▸ **Work to complete**:
From the listing below, return each line that includes "dark".

▸ **Data under study**:
-*-*-

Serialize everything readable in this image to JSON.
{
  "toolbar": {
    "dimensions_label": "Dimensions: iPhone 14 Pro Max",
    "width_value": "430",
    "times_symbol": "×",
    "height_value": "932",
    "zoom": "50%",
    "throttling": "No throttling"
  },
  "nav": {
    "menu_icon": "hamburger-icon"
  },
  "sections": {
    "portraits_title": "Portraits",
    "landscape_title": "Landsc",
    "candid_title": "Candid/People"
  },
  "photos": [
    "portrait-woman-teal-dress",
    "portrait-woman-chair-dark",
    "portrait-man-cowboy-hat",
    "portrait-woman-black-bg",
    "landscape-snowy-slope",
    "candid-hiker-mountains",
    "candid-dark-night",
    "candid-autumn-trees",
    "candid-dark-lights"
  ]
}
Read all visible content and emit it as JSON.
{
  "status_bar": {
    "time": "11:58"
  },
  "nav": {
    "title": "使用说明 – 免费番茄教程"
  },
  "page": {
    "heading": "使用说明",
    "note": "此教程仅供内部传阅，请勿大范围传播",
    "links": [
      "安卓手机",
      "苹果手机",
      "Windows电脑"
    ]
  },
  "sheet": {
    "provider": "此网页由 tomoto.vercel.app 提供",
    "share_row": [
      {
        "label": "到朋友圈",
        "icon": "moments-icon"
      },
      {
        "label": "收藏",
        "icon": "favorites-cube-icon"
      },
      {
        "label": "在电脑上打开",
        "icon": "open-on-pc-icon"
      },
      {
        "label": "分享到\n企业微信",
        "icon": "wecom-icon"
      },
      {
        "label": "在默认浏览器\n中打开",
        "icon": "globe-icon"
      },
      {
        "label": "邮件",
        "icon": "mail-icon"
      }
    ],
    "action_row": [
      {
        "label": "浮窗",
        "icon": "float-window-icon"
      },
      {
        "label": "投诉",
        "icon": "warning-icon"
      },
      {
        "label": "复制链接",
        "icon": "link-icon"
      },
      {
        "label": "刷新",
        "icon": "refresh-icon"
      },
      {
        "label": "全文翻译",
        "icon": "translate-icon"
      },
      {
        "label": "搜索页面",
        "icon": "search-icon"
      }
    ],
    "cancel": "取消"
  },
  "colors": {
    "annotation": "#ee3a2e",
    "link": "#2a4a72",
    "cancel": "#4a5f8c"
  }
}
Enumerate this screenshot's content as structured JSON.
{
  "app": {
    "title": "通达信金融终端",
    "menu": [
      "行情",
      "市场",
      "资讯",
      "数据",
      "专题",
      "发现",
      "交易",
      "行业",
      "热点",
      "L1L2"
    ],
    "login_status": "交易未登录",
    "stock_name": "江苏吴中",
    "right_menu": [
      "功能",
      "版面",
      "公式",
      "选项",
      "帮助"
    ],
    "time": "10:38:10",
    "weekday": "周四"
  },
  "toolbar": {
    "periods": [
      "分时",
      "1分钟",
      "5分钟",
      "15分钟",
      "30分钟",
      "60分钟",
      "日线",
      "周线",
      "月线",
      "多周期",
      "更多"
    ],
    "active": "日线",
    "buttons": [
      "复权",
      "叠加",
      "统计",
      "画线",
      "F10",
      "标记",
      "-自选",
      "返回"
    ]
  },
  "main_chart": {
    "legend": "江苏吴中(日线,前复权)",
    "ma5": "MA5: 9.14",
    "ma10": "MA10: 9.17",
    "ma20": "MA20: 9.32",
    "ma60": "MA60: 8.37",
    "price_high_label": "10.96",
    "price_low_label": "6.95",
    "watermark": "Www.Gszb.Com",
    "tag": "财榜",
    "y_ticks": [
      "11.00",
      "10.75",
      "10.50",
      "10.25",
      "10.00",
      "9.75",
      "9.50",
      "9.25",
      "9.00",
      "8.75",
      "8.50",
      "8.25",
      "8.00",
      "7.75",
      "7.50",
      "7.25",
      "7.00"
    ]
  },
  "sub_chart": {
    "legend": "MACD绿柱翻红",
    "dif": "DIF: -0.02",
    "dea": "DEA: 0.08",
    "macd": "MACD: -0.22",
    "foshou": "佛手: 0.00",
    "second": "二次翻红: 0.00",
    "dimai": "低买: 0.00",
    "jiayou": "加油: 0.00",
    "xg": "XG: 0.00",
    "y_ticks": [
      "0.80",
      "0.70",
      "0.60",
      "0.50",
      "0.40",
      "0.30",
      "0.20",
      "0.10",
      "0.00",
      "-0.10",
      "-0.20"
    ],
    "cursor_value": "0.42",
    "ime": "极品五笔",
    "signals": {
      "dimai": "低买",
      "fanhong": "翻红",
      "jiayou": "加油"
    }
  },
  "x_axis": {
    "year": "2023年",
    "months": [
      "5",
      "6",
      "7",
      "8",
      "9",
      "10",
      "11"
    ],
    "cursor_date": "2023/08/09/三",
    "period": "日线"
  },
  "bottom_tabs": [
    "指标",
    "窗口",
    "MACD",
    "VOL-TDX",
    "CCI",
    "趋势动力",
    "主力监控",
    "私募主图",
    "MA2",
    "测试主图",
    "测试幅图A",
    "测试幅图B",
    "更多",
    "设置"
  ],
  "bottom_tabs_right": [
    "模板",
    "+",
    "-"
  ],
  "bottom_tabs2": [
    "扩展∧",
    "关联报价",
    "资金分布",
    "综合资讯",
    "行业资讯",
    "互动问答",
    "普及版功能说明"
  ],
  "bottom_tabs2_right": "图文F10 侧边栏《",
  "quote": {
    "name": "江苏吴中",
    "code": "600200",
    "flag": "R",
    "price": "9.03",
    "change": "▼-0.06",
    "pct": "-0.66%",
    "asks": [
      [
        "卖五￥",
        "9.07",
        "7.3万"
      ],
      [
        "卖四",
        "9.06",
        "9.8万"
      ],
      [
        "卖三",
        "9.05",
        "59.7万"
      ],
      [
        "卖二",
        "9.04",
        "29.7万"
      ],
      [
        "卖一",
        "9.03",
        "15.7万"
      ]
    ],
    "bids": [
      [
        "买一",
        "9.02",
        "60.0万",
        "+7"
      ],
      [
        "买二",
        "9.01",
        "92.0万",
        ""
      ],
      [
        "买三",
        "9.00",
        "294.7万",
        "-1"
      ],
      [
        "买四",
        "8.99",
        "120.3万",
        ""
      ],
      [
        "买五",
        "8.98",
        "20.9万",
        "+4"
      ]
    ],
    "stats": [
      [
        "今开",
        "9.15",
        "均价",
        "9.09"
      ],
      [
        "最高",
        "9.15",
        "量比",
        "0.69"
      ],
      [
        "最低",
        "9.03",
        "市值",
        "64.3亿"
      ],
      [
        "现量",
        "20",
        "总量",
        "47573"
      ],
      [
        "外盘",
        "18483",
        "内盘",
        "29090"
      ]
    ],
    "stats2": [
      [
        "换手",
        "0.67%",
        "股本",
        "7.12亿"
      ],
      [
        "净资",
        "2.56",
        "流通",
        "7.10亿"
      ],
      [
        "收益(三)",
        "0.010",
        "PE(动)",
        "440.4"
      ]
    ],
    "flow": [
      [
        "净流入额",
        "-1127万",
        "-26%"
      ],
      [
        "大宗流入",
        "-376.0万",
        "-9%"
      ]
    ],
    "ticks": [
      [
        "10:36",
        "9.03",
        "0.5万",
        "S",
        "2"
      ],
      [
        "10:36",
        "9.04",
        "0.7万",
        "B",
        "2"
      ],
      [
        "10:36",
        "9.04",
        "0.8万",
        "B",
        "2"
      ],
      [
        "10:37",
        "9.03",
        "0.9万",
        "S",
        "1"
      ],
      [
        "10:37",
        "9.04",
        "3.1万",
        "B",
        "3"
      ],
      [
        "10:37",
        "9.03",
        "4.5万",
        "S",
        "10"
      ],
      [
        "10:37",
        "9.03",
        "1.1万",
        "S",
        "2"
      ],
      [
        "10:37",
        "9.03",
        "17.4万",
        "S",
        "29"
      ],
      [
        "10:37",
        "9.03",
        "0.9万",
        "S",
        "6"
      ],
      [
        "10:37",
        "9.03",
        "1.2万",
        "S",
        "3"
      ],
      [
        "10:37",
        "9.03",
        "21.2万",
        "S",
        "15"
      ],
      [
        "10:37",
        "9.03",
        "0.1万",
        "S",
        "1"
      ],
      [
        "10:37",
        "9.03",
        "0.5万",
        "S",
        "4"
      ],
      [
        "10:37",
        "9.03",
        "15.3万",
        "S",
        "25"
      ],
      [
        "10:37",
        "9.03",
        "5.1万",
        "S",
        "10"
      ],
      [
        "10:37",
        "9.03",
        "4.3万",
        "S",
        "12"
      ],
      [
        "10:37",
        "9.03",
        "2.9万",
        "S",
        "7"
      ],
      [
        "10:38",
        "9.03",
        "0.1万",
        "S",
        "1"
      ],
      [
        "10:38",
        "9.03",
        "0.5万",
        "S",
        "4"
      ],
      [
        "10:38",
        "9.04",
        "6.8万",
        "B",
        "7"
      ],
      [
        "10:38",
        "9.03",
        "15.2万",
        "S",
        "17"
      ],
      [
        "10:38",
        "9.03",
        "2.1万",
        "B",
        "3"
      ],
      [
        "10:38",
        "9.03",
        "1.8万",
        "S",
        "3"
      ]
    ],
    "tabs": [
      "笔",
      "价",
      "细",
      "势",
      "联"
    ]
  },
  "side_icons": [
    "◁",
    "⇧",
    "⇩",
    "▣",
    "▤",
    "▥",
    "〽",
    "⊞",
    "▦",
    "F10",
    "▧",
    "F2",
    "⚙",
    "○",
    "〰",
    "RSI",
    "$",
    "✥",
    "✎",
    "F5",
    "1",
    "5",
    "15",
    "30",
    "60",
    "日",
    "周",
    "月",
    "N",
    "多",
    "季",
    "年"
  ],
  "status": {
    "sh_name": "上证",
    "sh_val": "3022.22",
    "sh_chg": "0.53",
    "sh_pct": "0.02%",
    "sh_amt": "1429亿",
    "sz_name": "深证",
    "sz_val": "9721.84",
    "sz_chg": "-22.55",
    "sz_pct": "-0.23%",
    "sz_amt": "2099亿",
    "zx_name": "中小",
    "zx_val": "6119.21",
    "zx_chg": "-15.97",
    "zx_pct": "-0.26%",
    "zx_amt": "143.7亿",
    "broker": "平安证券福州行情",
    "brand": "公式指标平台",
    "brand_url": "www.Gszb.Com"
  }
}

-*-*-

▸ **Task solution**:
    "portrait-woman-chair-dark",
    "candid-dark-night",
    "candid-dark-lights"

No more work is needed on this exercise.